Get a life insurance policy
Getting insured will make your intended recipients irrevocable beneficiaries. Since the insurance proceeds are transferable in full and free from the estate tax, it can be the inheritance itself or your beneficiary can use it to settle the duty on your assets. The proceeds are also income tax-free.
Turnover your assets while still alive
Transferring your properties to your heirs during your lifetime will get you fewer assets under your name but will imply lower inheritance tax. Note though that you may be subject to a donor’s tax for the transfer of the property as a gift. A graduated tax rate between 2-15% would apply to the total net gifts made for the entire calendar year. A 30% tax rate would apply to gifts given to strangers.
Sell your assets to your heirs

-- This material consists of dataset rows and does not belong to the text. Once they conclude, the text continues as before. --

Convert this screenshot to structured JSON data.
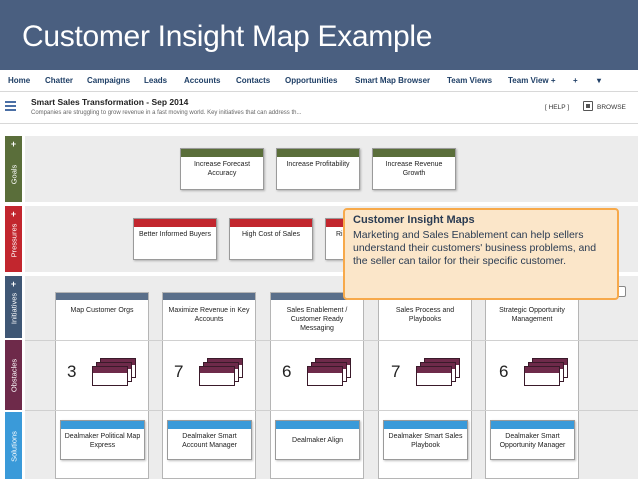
{
  "slide": {
    "title": "Customer Insight Map Example"
  },
  "nav": {
    "items": [
      "Home",
      "Chatter",
      "Campaigns",
      "Leads",
      "Accounts",
      "Contacts",
      "Opportunities",
      "Smart Map Browser",
      "Team Views",
      "Team View +",
      "+",
      "▾"
    ]
  },
  "map": {
    "title": "Smart Sales Transformation - Sep 2014",
    "subtitle": "Companies are struggling to grow revenue in a fast moving world. Key initiatives that can address th...",
    "help": "[ HELP ]",
    "browse": "BROWSE"
  },
  "rows": {
    "goals": {
      "label": "Goals",
      "plus": "+",
      "color": "#5a6e3a"
    },
    "pressures": {
      "label": "Pressures",
      "plus": "+",
      "color": "#c2262e"
    },
    "initiatives": {
      "label": "Initiatives",
      "plus": "+",
      "color": "#3f5775"
    },
    "obstacles": {
      "label": "Obstacles",
      "color": "#6e2a4a"
    },
    "solutions": {
      "label": "Solutions",
      "color": "#3a9ad9"
    }
  },
  "goals": [
    "Increase Forecast Accuracy",
    "Increase Profitability",
    "Increase Revenue Growth"
  ],
  "pressures": [
    "Better Informed Buyers",
    "High Cost of Sales",
    "Ri"
  ],
  "initiatives": [
    "Map Customer Orgs",
    "Maximize Revenue in Key Accounts",
    "Sales Enablement / Customer Ready Messaging",
    "Sales Process and Playbooks",
    "Strategic Opportunity Management"
  ],
  "obstacles": [
    "3",
    "7",
    "6",
    "7",
    "6"
  ],
  "solutions": [
    "Dealmaker Political Map Express",
    "Dealmaker Smart Account Manager",
    "Dealmaker Align",
    "Dealmaker Smart Sales Playbook",
    "Dealmaker Smart Opportunity Manager"
  ],
  "callout": {
    "title": "Customer Insight Maps",
    "body": "Marketing and Sales Enablement can help sellers understand their customers' business problems, and the seller can tailor for their specific customer."
  },
  "colors": {
    "header": "#4a5f80",
    "callout_border": "#f7a94a",
    "callout_bg": "#fbe6c9"
  }
}
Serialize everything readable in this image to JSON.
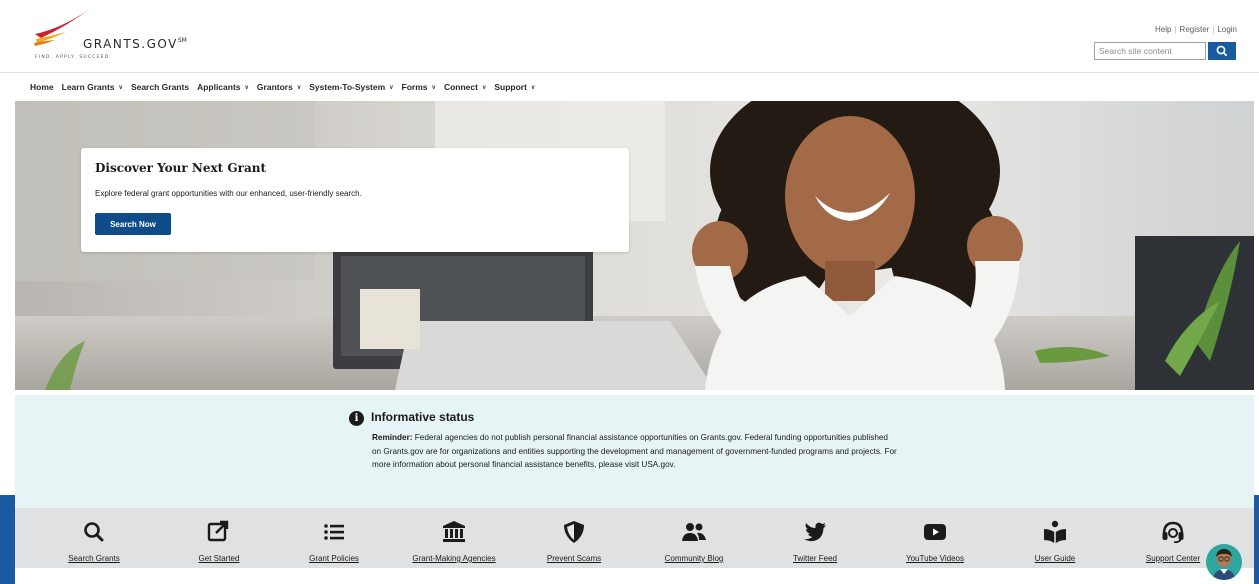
{
  "site": {
    "logo_text": "GRANTS.GOV",
    "logo_mark": "SM",
    "tagline": "FIND. APPLY. SUCCEED."
  },
  "utility_links": {
    "help": "Help",
    "register": "Register",
    "login": "Login"
  },
  "search": {
    "placeholder": "Search site content",
    "button_icon": "search-icon"
  },
  "nav": [
    {
      "label": "Home",
      "dropdown": false
    },
    {
      "label": "Learn Grants",
      "dropdown": true
    },
    {
      "label": "Search Grants",
      "dropdown": false
    },
    {
      "label": "Applicants",
      "dropdown": true
    },
    {
      "label": "Grantors",
      "dropdown": true
    },
    {
      "label": "System-To-System",
      "dropdown": true
    },
    {
      "label": "Forms",
      "dropdown": true
    },
    {
      "label": "Connect",
      "dropdown": true
    },
    {
      "label": "Support",
      "dropdown": true
    }
  ],
  "hero": {
    "title": "Discover Your Next Grant",
    "subtitle": "Explore federal grant opportunities with our enhanced, user-friendly search.",
    "button": "Search Now"
  },
  "alert": {
    "title": "Informative status",
    "lead": "Reminder:",
    "body": "Federal agencies do not publish personal financial assistance opportunities on Grants.gov. Federal funding opportunities published on Grants.gov are for organizations and entities supporting the development and management of government-funded programs and projects. For more information about personal financial assistance benefits, please visit USA.gov."
  },
  "quick_links": [
    {
      "label": "Search Grants",
      "icon": "search-icon"
    },
    {
      "label": "Get Started",
      "icon": "external-link-icon"
    },
    {
      "label": "Grant Policies",
      "icon": "list-icon"
    },
    {
      "label": "Grant-Making Agencies",
      "icon": "bank-icon"
    },
    {
      "label": "Prevent Scams",
      "icon": "shield-icon"
    },
    {
      "label": "Community Blog",
      "icon": "people-icon"
    },
    {
      "label": "Twitter Feed",
      "icon": "twitter-icon"
    },
    {
      "label": "YouTube Videos",
      "icon": "youtube-icon"
    },
    {
      "label": "User Guide",
      "icon": "book-reader-icon"
    },
    {
      "label": "Support Center",
      "icon": "headset-icon"
    }
  ],
  "colors": {
    "brand_blue": "#1a5aa0",
    "button_blue": "#0f4c8a",
    "alert_bg": "#e6f4f6",
    "links_bar_bg": "#dfe1e2",
    "logo_red": "#c8202f",
    "logo_orange": "#f5a623"
  }
}
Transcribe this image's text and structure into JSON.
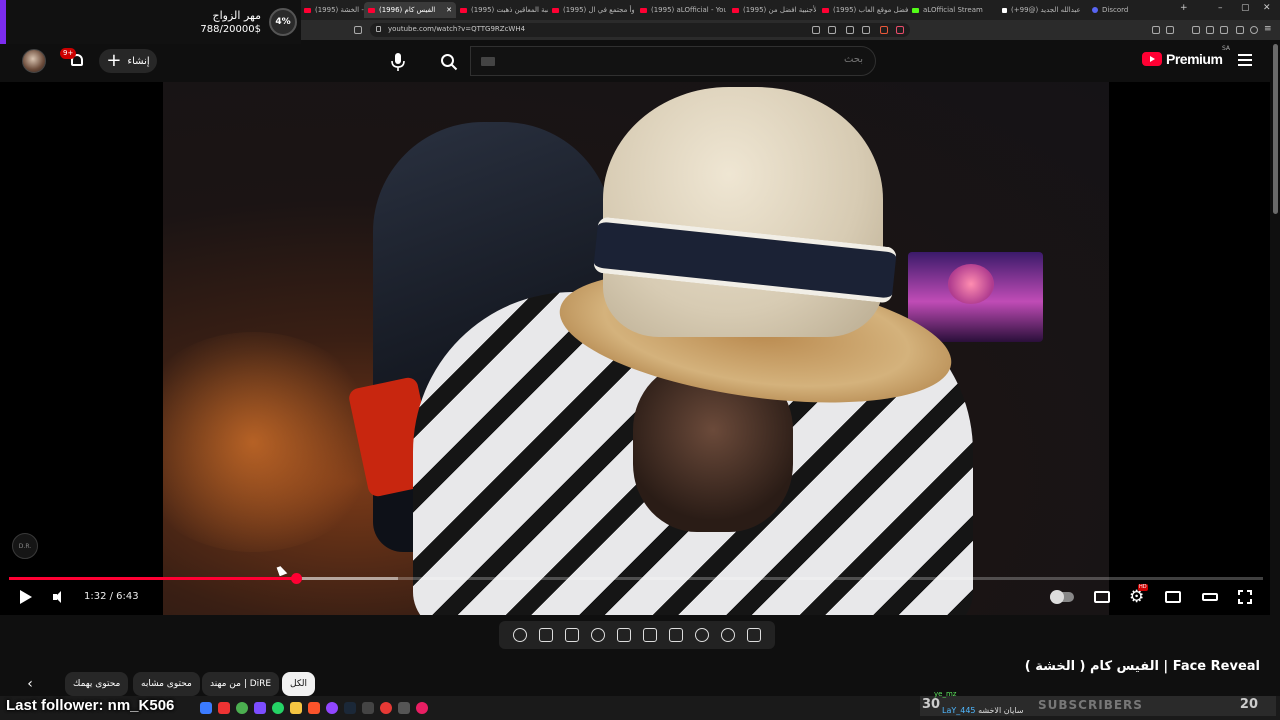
{
  "browser": {
    "tabs": [
      {
        "title": "(1995) الخشة - YouTube"
      },
      {
        "title": "(1996) الفيس كام",
        "active": true
      },
      {
        "title": "(1995) لعبة المعاقين ذهبت"
      },
      {
        "title": "(1995) أسوأ مجتمع في ال"
      },
      {
        "title": "(1995) aLOfficial - YouTube"
      },
      {
        "title": "(1995) الأجنبية افضل من"
      },
      {
        "title": "(1995) افضل موقع العاب"
      },
      {
        "title": "aLOfficial Stream"
      },
      {
        "title": "عبدالله الجديد (@99+)"
      },
      {
        "title": "Discord"
      }
    ],
    "url": "youtube.com/watch?v=QTTG9RZcWH4"
  },
  "goal_overlay": {
    "title": "مهر الزواج",
    "value": "788/20000$",
    "percent": "4%"
  },
  "masthead": {
    "notifications_badge": "9+",
    "create_label": "إنشاء",
    "search_placeholder": "بحث",
    "logo_text": "Premium",
    "country_code": "SA"
  },
  "player": {
    "time": "1:32 / 6:43",
    "progress_fraction": 0.229,
    "buffered_fraction": 0.31,
    "hd_badge": "HD",
    "watermark": "D.R."
  },
  "video": {
    "title": "الفيس كام ( الخشة ) | Face Reveal"
  },
  "chips": [
    {
      "label": "الكل",
      "selected": true
    },
    {
      "label": "من مهند | DiRE"
    },
    {
      "label": "محتوى مشابه"
    },
    {
      "label": "محتوى يهمك"
    }
  ],
  "stream_overlay": {
    "last_follower": "Last follower: nm_K506",
    "subscribers_label": "SUBSCRIBERS",
    "subscribers_count": "20",
    "subscribers_left": "30",
    "chat_user": "LaY_445",
    "chat_text": "سايان الاخشه",
    "chat_top": "ye_mz"
  },
  "colors": {
    "youtube_red": "#ff0033",
    "goal_accent": "#7d2cf0",
    "background": "#0f0f0f"
  }
}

If you want to pay lower taxes, selling the property to your heirs can be one of your options. When you sell the property, it will be subject to the documentary stamps tax, the transfer tax, and the capital gain tax.
The tax charged on instruments, documents, loan agreements, sales, transfer of property, and other pertinent papers is called documentary stamps tax. It will reflect on the Deed of Absolute Sale with a tax rate of 1.5% for every Php1,000 worth of the zonal value, the selling price, or the fair market value, whichever of them is higher.
The transfer tax is the tax charged for the transfer of ownership of real estate property. The rate ranges between 0.5%-0.75% of the property’s selling price or zonal value. This will, once again, depend on whichever of the two is higher according to the municipality where the property is located.
A capital gains tax is charged for a property sold higher than the price when you first bought it. This will be the earnings gained by selling a capital asset. Its rate is 6% of the fair market value as stated by the BIR and will still be evaluated for adjustments.
So that’s it. An inheritance tax is being used interchangeably with estate tax in the Philippines. Understanding it is crucial in estate planning.
While a great deal of effort and research was put into the creation of this article, Lamudi always advises property owners to consult with professionals, such as licensed real estate brokers and attorneys, when producing a will, donating a property, or in any other real estate transaction.